Tips for high school athletes to showcase their recruiting profiles to colleges.


Domi Drust, Social-Media Editor

As high school approaches, a buzz circulates the sports community on the start of the recruiting process. Suddenly young athletes are expected to check off many tasks in order to get the college recruited process jumpstarted. After talking to athletes from different sports about their recruiting experience, they are all very similar (despite the sport). As a recruited student-athlete, I will share some of my top tips I learned from 4 years of the recruiting process.


1. Organize, organize, and ORGANIZE!

There are hundreds of colleges that offer sports. Some are in the city, countryside, or suburbs. These colleges range with the programs, price, and academics each offers. Though this list may change throughout the recruiting process, it is important to start organizing schools that interest your wants / needs academically and athletically. List each college with their state, tuition, and area. Then, list their coaches and their emails from your sport’s team you wish to pursue. Making these lists kept me in line and allowed me to have a visual of my prospective colleges. This also makes it easy when you have to start contacting each school.

2.  Use your resources

Most college athletics teams have a tab on their website for prospective students. In this tab, there may be a questionnaire listed. Make sure to fill out these questionnaires for all your schools. Coaches do look at these and it gives them a general idea of who you are. You give them the basics of GPA, interested area of study, links to highlight reels, club coaches’ contact information, and most importantly YOUR information! This questionnaire alone allowed me to start talking to more colleges freshman year and helps you get on a coach’s radar.

3.  Email is an athlete’s new BFF

Filling out a questionnaire is one way to get on a coach’s radar, but the main form of communication you will talk to your coach by is email. With your excel sheet of your prospective colleges, you can get to emailing all the colleges on that list. It is helpful to make a general template to use to email these schools. List your name, club / team, upcoming tournaments / games, GPA, any accomplishments, and express your interest in the school. It is imperative to keep consistent communication with the coach. And do not be afraid, they want to hear from you!

4. Becoming a filmmaker and editor

If a college coach cannot come to a game or tournament you are competing in, they have to see you play somehow. It is imperative to start recording your games, tournaments, or even c reps in a private. Once you get this film, it is your responsibility to pick out which clips to use in the highlight reel. Really try to show some versatility in skill. Show how dynamic you are as an athlete. Also make sure to be consistent with your film, try to produce as many reels so you can to send it to your coaches.
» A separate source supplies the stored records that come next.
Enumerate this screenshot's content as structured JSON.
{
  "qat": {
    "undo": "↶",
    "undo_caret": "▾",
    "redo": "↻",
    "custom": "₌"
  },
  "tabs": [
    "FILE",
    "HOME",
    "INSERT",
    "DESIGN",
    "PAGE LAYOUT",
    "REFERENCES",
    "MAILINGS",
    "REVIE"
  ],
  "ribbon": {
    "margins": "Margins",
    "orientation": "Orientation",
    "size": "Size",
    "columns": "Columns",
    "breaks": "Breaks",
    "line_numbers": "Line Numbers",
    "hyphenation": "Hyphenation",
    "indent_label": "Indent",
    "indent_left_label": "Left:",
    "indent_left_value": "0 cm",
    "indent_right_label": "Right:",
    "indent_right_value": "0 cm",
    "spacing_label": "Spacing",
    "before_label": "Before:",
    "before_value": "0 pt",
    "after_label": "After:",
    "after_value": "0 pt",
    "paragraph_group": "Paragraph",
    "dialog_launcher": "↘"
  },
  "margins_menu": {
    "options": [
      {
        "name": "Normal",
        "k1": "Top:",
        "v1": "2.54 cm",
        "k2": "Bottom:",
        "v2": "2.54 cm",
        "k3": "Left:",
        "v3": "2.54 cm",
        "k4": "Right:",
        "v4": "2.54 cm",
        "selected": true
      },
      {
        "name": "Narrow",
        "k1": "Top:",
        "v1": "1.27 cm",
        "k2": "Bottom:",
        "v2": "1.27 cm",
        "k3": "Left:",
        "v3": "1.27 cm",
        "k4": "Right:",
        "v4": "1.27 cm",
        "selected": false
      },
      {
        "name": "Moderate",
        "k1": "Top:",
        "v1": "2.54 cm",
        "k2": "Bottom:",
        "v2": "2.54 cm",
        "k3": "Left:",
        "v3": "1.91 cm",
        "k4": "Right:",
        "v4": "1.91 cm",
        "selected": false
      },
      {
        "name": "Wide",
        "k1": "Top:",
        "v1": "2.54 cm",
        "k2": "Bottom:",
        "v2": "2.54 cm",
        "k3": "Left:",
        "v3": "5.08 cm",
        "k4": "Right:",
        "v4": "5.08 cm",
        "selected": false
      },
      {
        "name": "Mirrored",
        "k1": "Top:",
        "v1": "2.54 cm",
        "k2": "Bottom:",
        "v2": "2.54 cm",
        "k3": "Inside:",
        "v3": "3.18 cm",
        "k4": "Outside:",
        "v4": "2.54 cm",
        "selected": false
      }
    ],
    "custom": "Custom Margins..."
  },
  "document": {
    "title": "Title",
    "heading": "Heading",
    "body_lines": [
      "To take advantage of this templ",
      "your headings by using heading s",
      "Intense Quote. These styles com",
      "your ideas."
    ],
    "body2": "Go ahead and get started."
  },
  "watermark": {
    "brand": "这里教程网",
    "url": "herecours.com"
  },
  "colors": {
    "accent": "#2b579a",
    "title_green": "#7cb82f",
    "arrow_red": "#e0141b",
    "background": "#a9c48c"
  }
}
Overall, this process is scary for all athletes. The pressure behind this process can be intimidating. Ultimately, it is supposed to be a fun and an exciting chapter for your athletic career. I cannot stress enough that if you have a dream school, do not be afraid to chase your dream! Make those dreams into a reality, so you can be a student-athlete at your dream school. Best of luck!